In a 277-page decision today, Judge Furman vacated the Commerce Department’s decision to add a citizenship question to the 2020 census, finding that the decision was a violation of the Administrative Procedure Act. (Our prior posts on the case are here.)
Judge Furman found that Commerce Secretary Wilbur Ross justified the new question based on a rationale – that doing so would enhance enforcement of the Voting Rights Act (VRA) – that was clearly a pretext. Judge Furman stated he was unable to determine “what Secretary Ross’s real reasons for adding the citizenship question were,” but found the evidence overwhelming that “the VRA was a post hoc rationale for a decision that Secretary had already made”:
Secretary Ross committed to adding the citizenship question months before he even received the request from DOJ. By definition, Secretary Ross’s original and actual rationale could not have been promotion of better VRA enforcement because the record reveals that he had made up his mind well before DOJ even agreed to submit the request to him.
In addition, Judge Furman found that his conclusion was “supported by the sheer number of ways in which Secretary Ross and his aides tried to avoid disclosure of, if not conceal, the real timing and the real reasons for the decision to add the citizenship question,” including the “curated and highly sanitized nature of the Administrative Record initially filed by Defendants in this matter,” and the “misleading, if not false, statements in the Ross Memo,” the memorandum directing that the question be added. Judge Furman thus concluded:

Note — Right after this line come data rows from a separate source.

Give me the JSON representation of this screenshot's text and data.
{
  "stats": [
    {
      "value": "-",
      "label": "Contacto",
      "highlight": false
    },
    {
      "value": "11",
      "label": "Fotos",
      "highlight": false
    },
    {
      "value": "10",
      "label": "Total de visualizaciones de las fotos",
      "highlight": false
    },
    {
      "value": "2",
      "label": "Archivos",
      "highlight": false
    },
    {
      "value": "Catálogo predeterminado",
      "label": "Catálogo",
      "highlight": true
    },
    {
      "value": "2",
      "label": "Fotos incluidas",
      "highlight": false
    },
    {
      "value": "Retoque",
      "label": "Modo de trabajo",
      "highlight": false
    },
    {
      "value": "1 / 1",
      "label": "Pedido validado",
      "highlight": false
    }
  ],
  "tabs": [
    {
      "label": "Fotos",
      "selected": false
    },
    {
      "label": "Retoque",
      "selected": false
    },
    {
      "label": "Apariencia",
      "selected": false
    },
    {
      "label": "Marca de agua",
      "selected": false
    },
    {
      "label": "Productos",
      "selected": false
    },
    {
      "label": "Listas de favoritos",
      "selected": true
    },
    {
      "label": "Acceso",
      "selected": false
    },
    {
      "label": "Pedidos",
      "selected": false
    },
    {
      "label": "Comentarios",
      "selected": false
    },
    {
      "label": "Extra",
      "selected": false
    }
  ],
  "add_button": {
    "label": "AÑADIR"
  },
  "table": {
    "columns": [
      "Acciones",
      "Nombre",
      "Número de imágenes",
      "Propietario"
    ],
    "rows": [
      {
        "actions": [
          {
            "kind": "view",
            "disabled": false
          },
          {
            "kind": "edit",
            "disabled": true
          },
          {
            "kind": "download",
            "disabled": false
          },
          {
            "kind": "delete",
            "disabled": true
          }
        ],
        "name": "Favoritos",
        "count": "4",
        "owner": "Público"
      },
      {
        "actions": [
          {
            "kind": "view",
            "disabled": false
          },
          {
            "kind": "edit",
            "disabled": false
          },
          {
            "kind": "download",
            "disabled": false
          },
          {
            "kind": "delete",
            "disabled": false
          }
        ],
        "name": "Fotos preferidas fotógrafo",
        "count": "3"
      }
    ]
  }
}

Those acts and statements are not the transparent acts and statements one would expect from government officials who have decided, for bona fide and defensible reasons, to change policy. Nor are they the acts and statements of government officials who are merely trying to cut through red tape. Instead, they are the acts and statements of officials with something to hide.